This week, we also heard that former Notre Dame lineman Matt Hegarty is transferring to Oregon and will be immediately eligible (as he’s a graduate transfer), which bolsters the Oregon line and should provide lanes for running back sensation Royce Freeman. This year’s Ducks team is just as good as the teams from the previous years, and unfortunately for Stanford, I see the Ducks offense cruising similarly to how it did last year. I have Oregon 31-17.
Week 11: Saturday, Nov. 21 vs. California – W 34-10
Rivalry games are always unpredictable, or so they say. It seems that for the past several years, the only thing unpredictable about Stanford vs. Cal games is how soon into the blowout fans will start leaving. To be fair, Cal is returning a quarterback in Jared Goff that has continued to improve, along with running back Daniel Lasco and wide receiver Bryce Treggs. Unfortunately for the Bears, their defense still cannot stop any offense. The game should have added meaning for graduate transfer Brennan Scarlett, who recently announced that he will be transferring from Cal to Stanford this season. I’ll make an extra prediction in addition to the score and call that Scarlett has at least one sack in the game. Stanford wins 34-10.
Week 12: Saturday, Nov. 28 vs. Notre Dame – W 21-17
After holding Stanford to only 14 points last season in South Bend, the Notre Dame defense proceeded to fall apart down the stretch of last season. In November, the defense gave up 44.5 per game on average, which, to put it mildly, is not good.

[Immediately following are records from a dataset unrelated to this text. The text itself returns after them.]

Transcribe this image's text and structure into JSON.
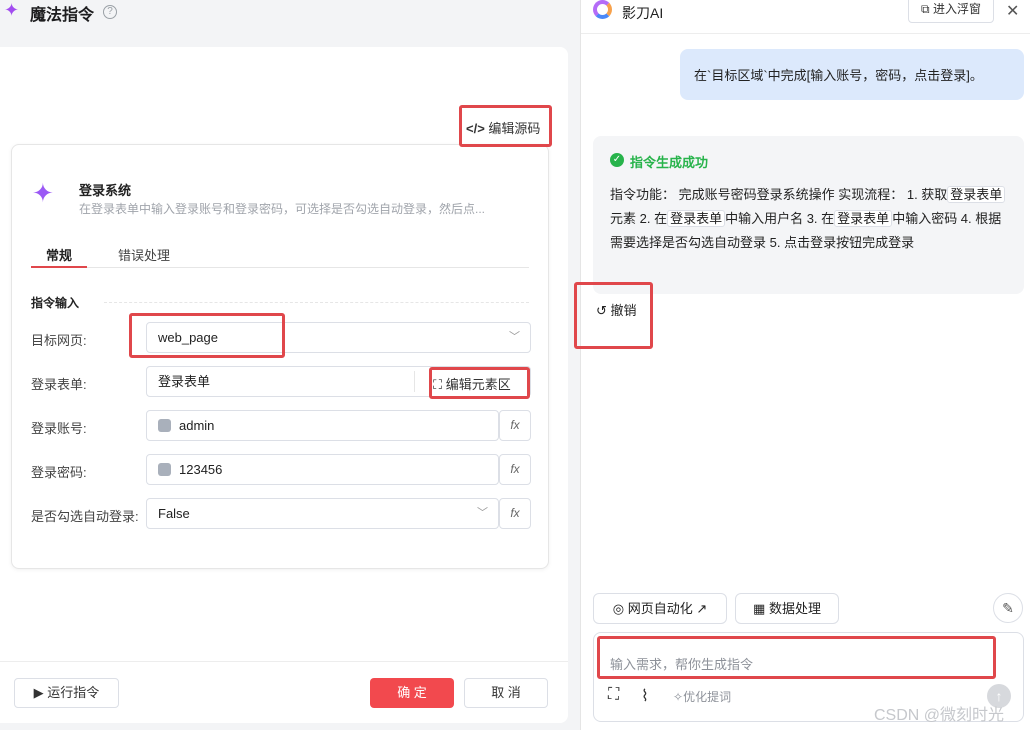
{
  "left": {
    "title": "魔法指令",
    "help_icon": "question-icon",
    "edit_source_label": "编辑源码",
    "system": {
      "title": "登录系统",
      "description": "在登录表单中输入登录账号和登录密码，可选择是否勾选自动登录，然后点..."
    },
    "tabs": [
      {
        "label": "常规",
        "active": true
      },
      {
        "label": "错误处理",
        "active": false
      }
    ],
    "section_title": "指令输入",
    "fields": [
      {
        "label": "目标网页:",
        "value": "web_page",
        "type": "select"
      },
      {
        "label": "登录表单:",
        "value": "登录表单",
        "action": "编辑元素区",
        "type": "element"
      },
      {
        "label": "登录账号:",
        "value": "admin",
        "type": "python"
      },
      {
        "label": "登录密码:",
        "value": "123456",
        "type": "python"
      },
      {
        "label": "是否勾选自动登录:",
        "value": "False",
        "type": "select"
      }
    ],
    "fx_label": "fx",
    "footer": {
      "run": "运行指令",
      "ok": "确 定",
      "cancel": "取 消"
    }
  },
  "right": {
    "app_name": "影刀AI",
    "float_button": "进入浮窗",
    "close": "✕",
    "user_message": "在`目标区域`中完成[输入账号，密码，点击登录]。",
    "reply": {
      "status": "指令生成成功",
      "seg1": "指令功能： 完成账号密码登录系统操作 实现流程： 1. 获取",
      "code1": "登录表单",
      "seg2": "元素 2. 在",
      "code2": "登录表单",
      "seg3": "中输入用户名 3. 在",
      "code3": "登录表单",
      "seg4": "中输入密码 4. 根据需要选择是否勾选自动登录 5. 点击登录按钮完成登录"
    },
    "undo": "撤销",
    "chips": [
      {
        "label": "网页自动化",
        "icon": "chrome-icon"
      },
      {
        "label": "数据处理",
        "icon": "table-icon"
      }
    ],
    "input_placeholder": "输入需求，帮你生成指令",
    "optimize": "优化提词"
  },
  "watermark": "CSDN @微刻时光",
  "colors": {
    "accent": "#f2494e",
    "success": "#27b34b",
    "highlight": "#e0474b",
    "bubble": "#dce9fc"
  }
}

I don’t see the defense faring too much better this season — although it’s hard to get much worse — but the offense might be a different story. Malik Zaire established himself as the quarterback going forward after beating LSU in a bowl game last season, and that was further cemented with Everett Golson transferring to Florida State a few weeks ago. Tarean Folston is a good running back and Notre Dame seems to always have a number of quality receivers.
If the game is a high-scoring shootout, I think Notre Dame has a real chance to pull off the road win, but I think Stanford’s defense is well-suited to stop Brian Kelly’s offense (as it has for the past few seasons). I like Stanford in a close game, 21-17.
At 9-3, I think Stanford misses out on playing for the Pac-12 Championship, as Oregon will win the Pac-12 North. I think 9-3 gives Stanford either the Holiday Bowl or Foster Farms Bowl, which are both played against the Big Ten. But then again, if we already knew who would win the national championship, why would we bother watching? Stanford could surprise us all and run the table, and yours truly is certainly hoping for a magical season in 2015.
In his predictions, Shawn Tuteja neglected to predict how Stanford will do next season against its toughest opponent — the dreaded bye week. Tell Shawn that it’s never okay to sleep on the bye and show him the tremendous upset potential by emailing him at sstuteja ‘at’ stanford.edu.